Take the listing and give it again exactly, from its first line to its last line.
• • • • • • •
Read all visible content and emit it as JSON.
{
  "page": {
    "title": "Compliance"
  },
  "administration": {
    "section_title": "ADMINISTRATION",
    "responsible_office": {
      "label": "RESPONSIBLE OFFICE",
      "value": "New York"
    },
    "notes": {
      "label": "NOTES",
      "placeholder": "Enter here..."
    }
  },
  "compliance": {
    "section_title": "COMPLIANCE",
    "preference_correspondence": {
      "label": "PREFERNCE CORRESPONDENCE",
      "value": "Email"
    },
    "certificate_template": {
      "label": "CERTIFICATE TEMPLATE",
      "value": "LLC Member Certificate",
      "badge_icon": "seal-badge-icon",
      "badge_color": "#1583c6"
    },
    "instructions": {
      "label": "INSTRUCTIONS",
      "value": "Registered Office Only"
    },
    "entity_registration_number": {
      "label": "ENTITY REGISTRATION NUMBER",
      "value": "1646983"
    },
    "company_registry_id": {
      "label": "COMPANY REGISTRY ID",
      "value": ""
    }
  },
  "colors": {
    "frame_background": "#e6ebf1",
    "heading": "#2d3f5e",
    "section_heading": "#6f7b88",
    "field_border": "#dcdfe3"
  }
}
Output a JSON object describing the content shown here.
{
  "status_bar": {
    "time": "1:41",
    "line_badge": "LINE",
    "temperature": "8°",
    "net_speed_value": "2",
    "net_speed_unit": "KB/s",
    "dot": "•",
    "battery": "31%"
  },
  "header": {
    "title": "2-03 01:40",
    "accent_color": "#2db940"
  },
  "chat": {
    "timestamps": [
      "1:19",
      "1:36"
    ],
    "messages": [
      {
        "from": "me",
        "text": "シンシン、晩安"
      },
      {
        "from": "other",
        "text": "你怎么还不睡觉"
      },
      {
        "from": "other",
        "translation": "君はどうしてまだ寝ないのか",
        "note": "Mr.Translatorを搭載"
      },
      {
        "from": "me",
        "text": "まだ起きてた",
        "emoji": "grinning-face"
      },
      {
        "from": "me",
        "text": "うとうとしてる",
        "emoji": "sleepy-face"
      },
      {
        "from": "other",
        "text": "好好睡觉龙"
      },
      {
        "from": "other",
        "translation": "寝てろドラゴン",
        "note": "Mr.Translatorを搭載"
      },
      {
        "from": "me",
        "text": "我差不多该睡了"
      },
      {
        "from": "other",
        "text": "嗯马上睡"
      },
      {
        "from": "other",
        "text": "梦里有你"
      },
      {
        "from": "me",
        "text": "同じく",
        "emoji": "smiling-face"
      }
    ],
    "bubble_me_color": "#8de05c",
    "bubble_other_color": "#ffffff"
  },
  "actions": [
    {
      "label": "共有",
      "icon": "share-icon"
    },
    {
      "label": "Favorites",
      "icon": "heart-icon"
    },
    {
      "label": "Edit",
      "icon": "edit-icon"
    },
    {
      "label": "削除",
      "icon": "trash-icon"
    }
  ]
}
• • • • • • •
# Result of this exercise
Read all visible content and emit it as JSON.
{
  "page": {
    "title": "Compliance"
  },
  "administration": {
    "section_title": "ADMINISTRATION",
    "responsible_office": {
      "label": "RESPONSIBLE OFFICE",
      "value": "New York"
    },
    "notes": {
      "label": "NOTES",
      "placeholder": "Enter here..."
    }
  },
  "compliance": {
    "section_title": "COMPLIANCE",
    "preference_correspondence": {
      "label": "PREFERNCE CORRESPONDENCE",
      "value": "Email"
    },
    "certificate_template": {
      "label": "CERTIFICATE TEMPLATE",
      "value": "LLC Member Certificate",
      "badge_icon": "seal-badge-icon",
      "badge_color": "#1583c6"
    },
    "instructions": {
      "label": "INSTRUCTIONS",
      "value": "Registered Office Only"
    },
    "entity_registration_number": {
      "label": "ENTITY REGISTRATION NUMBER",
      "value": "1646983"
    },
    "company_registry_id": {
      "label": "COMPANY REGISTRY ID",
      "value": ""
    }
  },
  "colors": {
    "frame_background": "#e6ebf1",
    "heading": "#2d3f5e",
    "section_heading": "#6f7b88",
    "field_border": "#dcdfe3"
  }
}
Output a JSON object describing the content shown here.
{
  "status_bar": {
    "time": "1:41",
    "line_badge": "LINE",
    "temperature": "8°",
    "net_speed_value": "2",
    "net_speed_unit": "KB/s",
    "dot": "•",
    "battery": "31%"
  },
  "header": {
    "title": "2-03 01:40",
    "accent_color": "#2db940"
  },
  "chat": {
    "timestamps": [
      "1:19",
      "1:36"
    ],
    "messages": [
      {
        "from": "me",
        "text": "シンシン、晩安"
      },
      {
        "from": "other",
        "text": "你怎么还不睡觉"
      },
      {
        "from": "other",
        "translation": "君はどうしてまだ寝ないのか",
        "note": "Mr.Translatorを搭載"
      },
      {
        "from": "me",
        "text": "まだ起きてた",
        "emoji": "grinning-face"
      },
      {
        "from": "me",
        "text": "うとうとしてる",
        "emoji": "sleepy-face"
      },
      {
        "from": "other",
        "text": "好好睡觉龙"
      },
      {
        "from": "other",
        "translation": "寝てろドラゴン",
        "note": "Mr.Translatorを搭載"
      },
      {
        "from": "me",
        "text": "我差不多该睡了"
      },
      {
        "from": "other",
        "text": "嗯马上睡"
      },
      {
        "from": "other",
        "text": "梦里有你"
      },
      {
        "from": "me",
        "text": "同じく",
        "emoji": "smiling-face"
      }
    ],
    "bubble_me_color": "#8de05c",
    "bubble_other_color": "#ffffff"
  },
  "actions": [
    {
      "label": "共有",
      "icon": "share-icon"
    },
    {
      "label": "Favorites",
      "icon": "heart-icon"
    },
    {
      "label": "Edit",
      "icon": "edit-icon"
    },
    {
      "label": "削除",
      "icon": "trash-icon"
    }
  ]
}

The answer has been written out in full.